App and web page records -
>>>

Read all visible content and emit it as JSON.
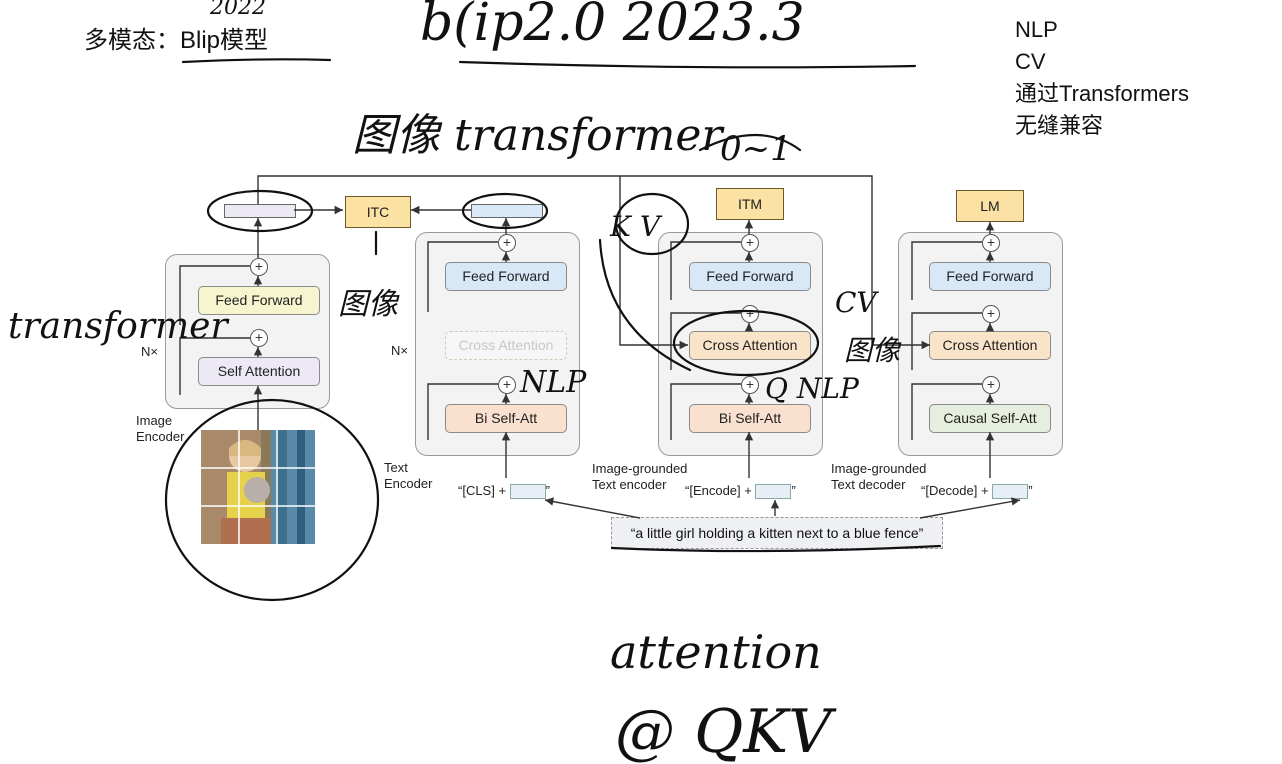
{
  "header": {
    "title": "多模态：Blip模型"
  },
  "side_notes": [
    "NLP",
    "CV",
    "通过Transformers",
    "无缝兼容"
  ],
  "encoder1": {
    "feed_forward": "Feed Forward",
    "self_attention": "Self Attention",
    "repeat": "N×",
    "name": "Image\nEncoder"
  },
  "encoder2": {
    "feed_forward": "Feed Forward",
    "cross_attention": "Cross Attention",
    "self_att": "Bi Self-Att",
    "repeat": "N×",
    "name": "Text\nEncoder",
    "input": "“[CLS] +",
    "input_end": "”"
  },
  "encoder3": {
    "feed_forward": "Feed Forward",
    "cross_attention": "Cross Attention",
    "self_att": "Bi Self-Att",
    "name": "Image-grounded\nText encoder",
    "input": "“[Encode] +",
    "input_end": "”"
  },
  "decoder": {
    "feed_forward": "Feed Forward",
    "cross_attention": "Cross Attention",
    "self_att": "Causal Self-Att",
    "name": "Image-grounded\nText decoder",
    "input": "“[Decode] +",
    "input_end": "”"
  },
  "outputs": {
    "itc": "ITC",
    "itm": "ITM",
    "lm": "LM"
  },
  "caption": "“a little girl holding a kitten next to a blue fence”",
  "icons": [
    "plus-icon"
  ],
  "colors": {
    "feed_forward_yellow": "#f7f5cf",
    "feed_forward_blue": "#d8e8f7",
    "self_att_orange": "#f9e0cf",
    "output_gold": "#fbe1a3",
    "causal_green": "#e6efdd"
  }
}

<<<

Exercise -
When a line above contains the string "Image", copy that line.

Solution for this exercise -
    "name": "Image\nEncoder"
    "name": "Image-grounded\nText encoder",
    "name": "Image-grounded\nText decoder",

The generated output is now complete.